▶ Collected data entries
··········
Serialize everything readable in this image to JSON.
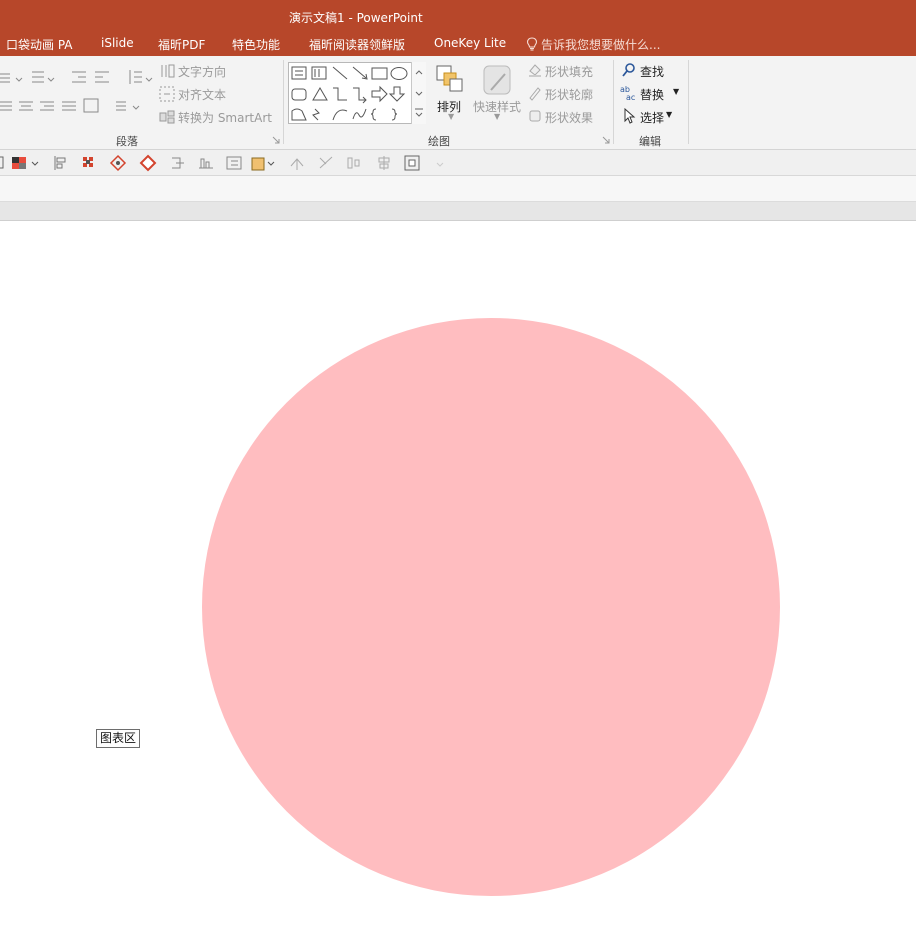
{
  "window": {
    "title": "演示文稿1 - PowerPoint"
  },
  "ribbon_tabs": [
    {
      "label": "口袋动画 PA"
    },
    {
      "label": "iSlide"
    },
    {
      "label": "福昕PDF"
    },
    {
      "label": "特色功能"
    },
    {
      "label": "福昕阅读器领鲜版"
    },
    {
      "label": "OneKey Lite"
    }
  ],
  "tell_me": {
    "placeholder": "告诉我您想要做什么..."
  },
  "paragraph_group": {
    "label": "段落",
    "text_direction": "文字方向",
    "align_text": "对齐文本",
    "convert_smartart": "转换为 SmartArt"
  },
  "drawing_group": {
    "label": "绘图",
    "arrange": "排列",
    "quick_styles": "快速样式",
    "shape_fill": "形状填充",
    "shape_outline": "形状轮廓",
    "shape_effects": "形状效果"
  },
  "editing_group": {
    "label": "编辑",
    "find": "查找",
    "replace": "替换",
    "select": "选择"
  },
  "slide": {
    "chart_area_tooltip": "图表区"
  },
  "colors": {
    "title_bar": "#b7472a",
    "pie_fill": "#ffbdc0"
  },
  "chart_data": {
    "type": "pie",
    "categories": [
      ""
    ],
    "values": [
      100
    ],
    "title": "",
    "colors": [
      "#ffbdc0"
    ]
  }
}
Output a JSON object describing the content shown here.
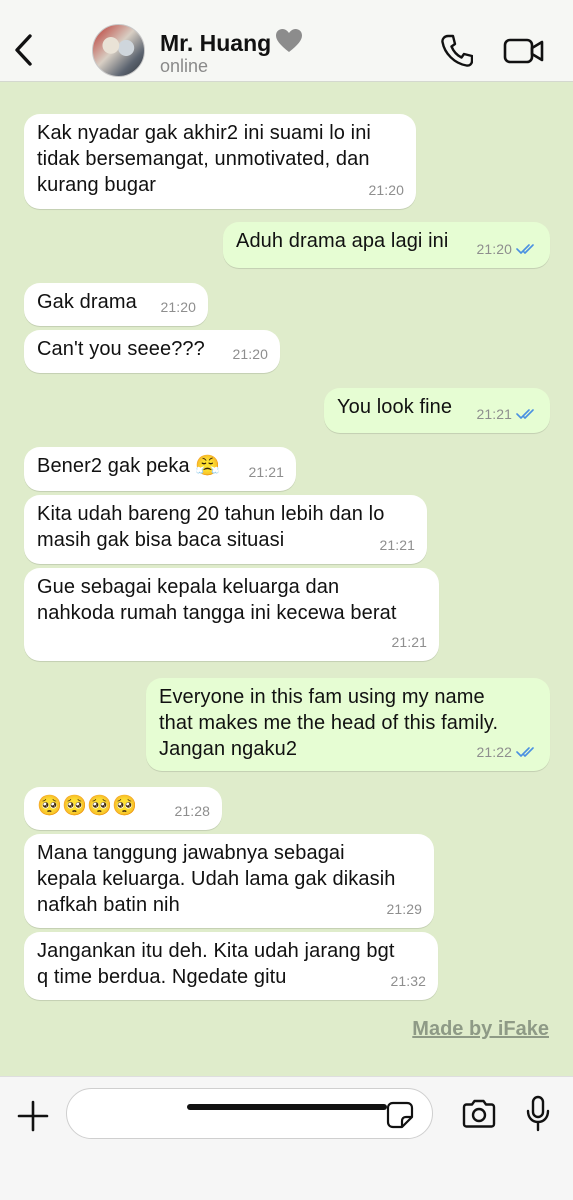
{
  "header": {
    "contact_name": "Mr. Huang",
    "status": "online",
    "heart_color": "#8c8c8c"
  },
  "messages": [
    {
      "dir": "in",
      "text": "Kak nyadar gak akhir2 ini suami lo ini\ntidak bersemangat, unmotivated, dan\nkurang bugar",
      "time": "21:20"
    },
    {
      "dir": "out",
      "text": "Aduh drama apa lagi ini",
      "time": "21:20",
      "read": true
    },
    {
      "dir": "in",
      "text": "Gak drama",
      "time": "21:20"
    },
    {
      "dir": "in",
      "text": "Can't you seee???",
      "time": "21:20"
    },
    {
      "dir": "out",
      "text": "You look fine",
      "time": "21:21",
      "read": true
    },
    {
      "dir": "in",
      "text": "Bener2 gak peka 😤",
      "time": "21:21"
    },
    {
      "dir": "in",
      "text": "Kita udah bareng 20 tahun lebih dan lo\nmasih gak bisa baca situasi",
      "time": "21:21"
    },
    {
      "dir": "in",
      "text": "Gue sebagai kepala keluarga dan\nnahkoda rumah tangga ini kecewa berat",
      "time": "21:21"
    },
    {
      "dir": "out",
      "text": "Everyone in this fam using my name\nthat makes me the head of this family.\nJangan ngaku2",
      "time": "21:22",
      "read": true
    },
    {
      "dir": "in",
      "text": "🥺🥺🥺🥺",
      "time": "21:28"
    },
    {
      "dir": "in",
      "text": "Mana tanggung jawabnya sebagai\nkepala keluarga. Udah lama gak dikasih\nnafkah batin nih",
      "time": "21:29"
    },
    {
      "dir": "in",
      "text": "Jangankan itu deh. Kita udah jarang bgt\nq time berdua. Ngedate gitu",
      "time": "21:32"
    }
  ],
  "watermark": "Made by iFake",
  "input": {
    "value": "",
    "placeholder": ""
  },
  "colors": {
    "chat_background": "#dfeccb",
    "incoming_bubble": "#ffffff",
    "outgoing_bubble": "#e6fdd3",
    "read_ticks": "#4a90e2"
  }
}
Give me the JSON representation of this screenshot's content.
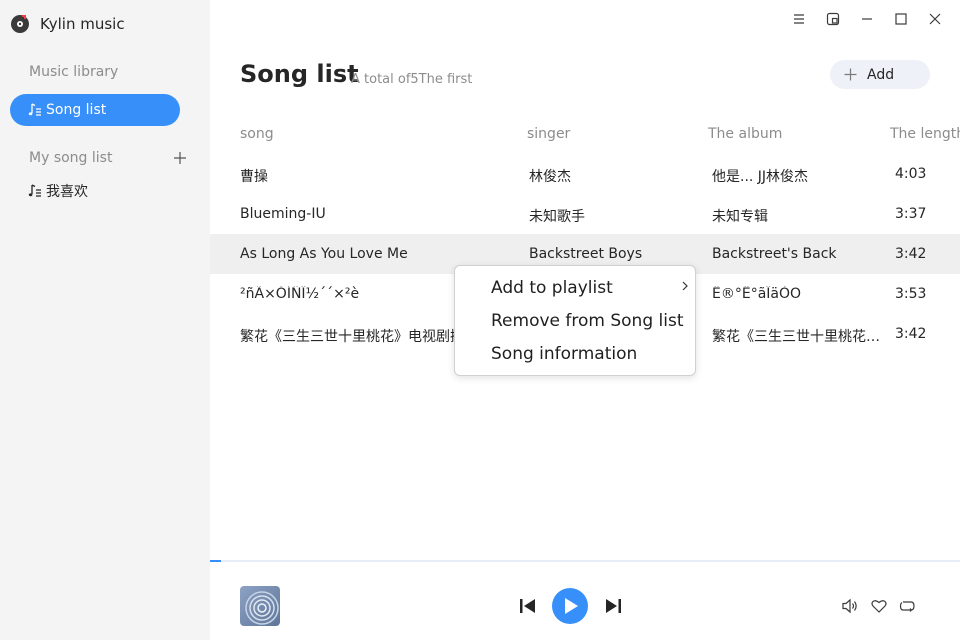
{
  "app": {
    "name": "Kylin music"
  },
  "sidebar": {
    "library_label": "Music library",
    "song_list_label": "Song list",
    "my_song_list_label": "My song list",
    "playlists": [
      {
        "label": "我喜欢"
      }
    ]
  },
  "header": {
    "title": "Song list",
    "subtitle": "A total of5The first",
    "add_label": "Add"
  },
  "table": {
    "columns": {
      "song": "song",
      "singer": "singer",
      "album": "The album",
      "length": "The length"
    },
    "rows": [
      {
        "song": "曹操",
        "singer": "林俊杰",
        "album": "他是... JJ林俊杰",
        "length": "4:03"
      },
      {
        "song": "Blueming-IU",
        "singer": "未知歌手",
        "album": "未知专辑",
        "length": "3:37"
      },
      {
        "song": "As Long As You Love Me",
        "singer": "Backstreet Boys",
        "album": "Backstreet's Back",
        "length": "3:42"
      },
      {
        "song": "²ñÃ×ÓÍÑÎ½´´×²è",
        "singer": "",
        "album": "Ê®°Ë°ãÎäÒÕ",
        "length": "3:53"
      },
      {
        "song": "繁花《三生三世十里桃花》电视剧插曲",
        "singer": "",
        "album": "繁花《三生三世十里桃花》电视剧插曲",
        "length": "3:42"
      }
    ]
  },
  "context_menu": {
    "items": [
      {
        "label": "Add to playlist"
      },
      {
        "label": "Remove from Song list"
      },
      {
        "label": "Song information"
      }
    ]
  },
  "player": {
    "progress": 0.015
  },
  "colors": {
    "accent": "#3790fa",
    "sidebar_bg": "#f4f4f4",
    "selected_row": "#efefef"
  }
}
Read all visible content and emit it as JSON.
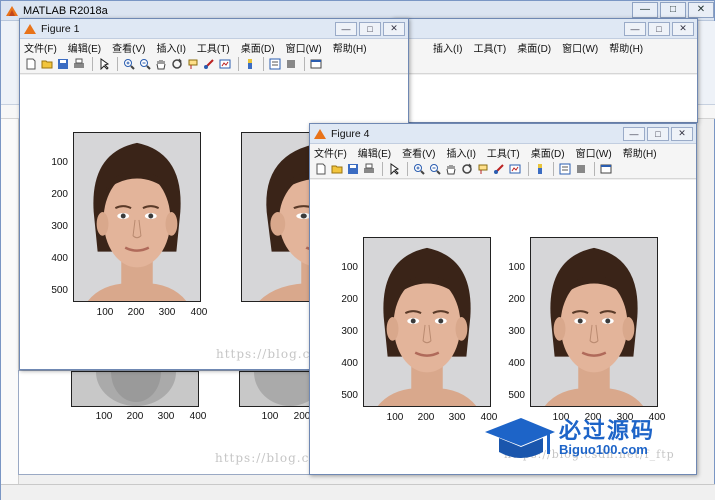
{
  "matlab": {
    "title": "MATLAB R2018a",
    "controls": {
      "minimize": "—",
      "maximize": "□",
      "close": "✕"
    }
  },
  "figures": [
    {
      "id": "figure1",
      "title": "Figure 1",
      "menus": [
        "文件(F)",
        "编辑(E)",
        "查看(V)",
        "插入(I)",
        "工具(T)",
        "桌面(D)",
        "窗口(W)",
        "帮助(H)"
      ],
      "y_ticks": [
        "100",
        "200",
        "300",
        "400",
        "500"
      ],
      "x_ticks": [
        "100",
        "200",
        "300",
        "400"
      ],
      "x_ticks_right_partial": [
        "100",
        "200"
      ]
    },
    {
      "id": "figure4",
      "title": "Figure 4",
      "menus": [
        "文件(F)",
        "编辑(E)",
        "查看(V)",
        "插入(I)",
        "工具(T)",
        "桌面(D)",
        "窗口(W)",
        "帮助(H)"
      ],
      "y_ticks": [
        "100",
        "200",
        "300",
        "400",
        "500"
      ],
      "x_ticks": [
        "100",
        "200",
        "300",
        "400"
      ],
      "y_ticks_right": [
        "100",
        "200",
        "300",
        "400",
        "500"
      ],
      "x_ticks_right": [
        "100",
        "200",
        "300",
        "400"
      ]
    },
    {
      "id": "figure-back",
      "menus": [
        "插入(I)",
        "工具(T)",
        "桌面(D)",
        "窗口(W)",
        "帮助(H)"
      ]
    }
  ],
  "behind_axes": {
    "x_ticks_left": [
      "100",
      "200",
      "300",
      "400"
    ],
    "x_ticks_right": [
      "100",
      "200"
    ]
  },
  "watermarks": {
    "url1": "https://blog.c",
    "url2": "https://blog.c",
    "url3": "https://blog.csdn.net/f_ftp"
  },
  "brand": {
    "cn": "必过源码",
    "en": "Biguo100.com"
  },
  "icons": [
    "new-file-icon",
    "open-folder-icon",
    "save-icon",
    "print-icon",
    "pointer-icon",
    "zoom-in-icon",
    "zoom-out-icon",
    "pan-hand-icon",
    "rotate-icon",
    "data-cursor-icon",
    "brush-icon",
    "link-plot-icon",
    "colorbar-icon",
    "legend-icon",
    "hide-tools-icon",
    "dock-icon"
  ]
}
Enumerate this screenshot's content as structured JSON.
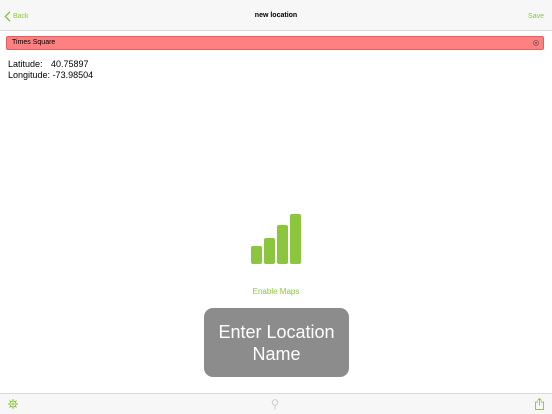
{
  "navbar": {
    "back_label": "Back",
    "title": "new location",
    "save_label": "Save"
  },
  "search": {
    "value": "Times Square"
  },
  "coordinates": {
    "latitude_label": "Latitude:",
    "latitude_value": "40.75897",
    "longitude_label": "Longitude:",
    "longitude_value": "-73.98504"
  },
  "maps": {
    "icon": "signal-bars-icon",
    "enable_label": "Enable Maps"
  },
  "toast": {
    "message": "Enter Location Name"
  },
  "toolbar": {
    "icons": [
      "settings-icon",
      "location-pin-icon",
      "share-icon"
    ]
  },
  "colors": {
    "accent": "#8cc63f",
    "search_background": "#ff8080",
    "toast_background": "#8c8c8c"
  }
}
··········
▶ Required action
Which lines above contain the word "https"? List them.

▶ Answer for the task
    "url1": "https://blog.c",
    "url2": "https://blog.c",
    "url3": "https://blog.csdn.net/f_ftp"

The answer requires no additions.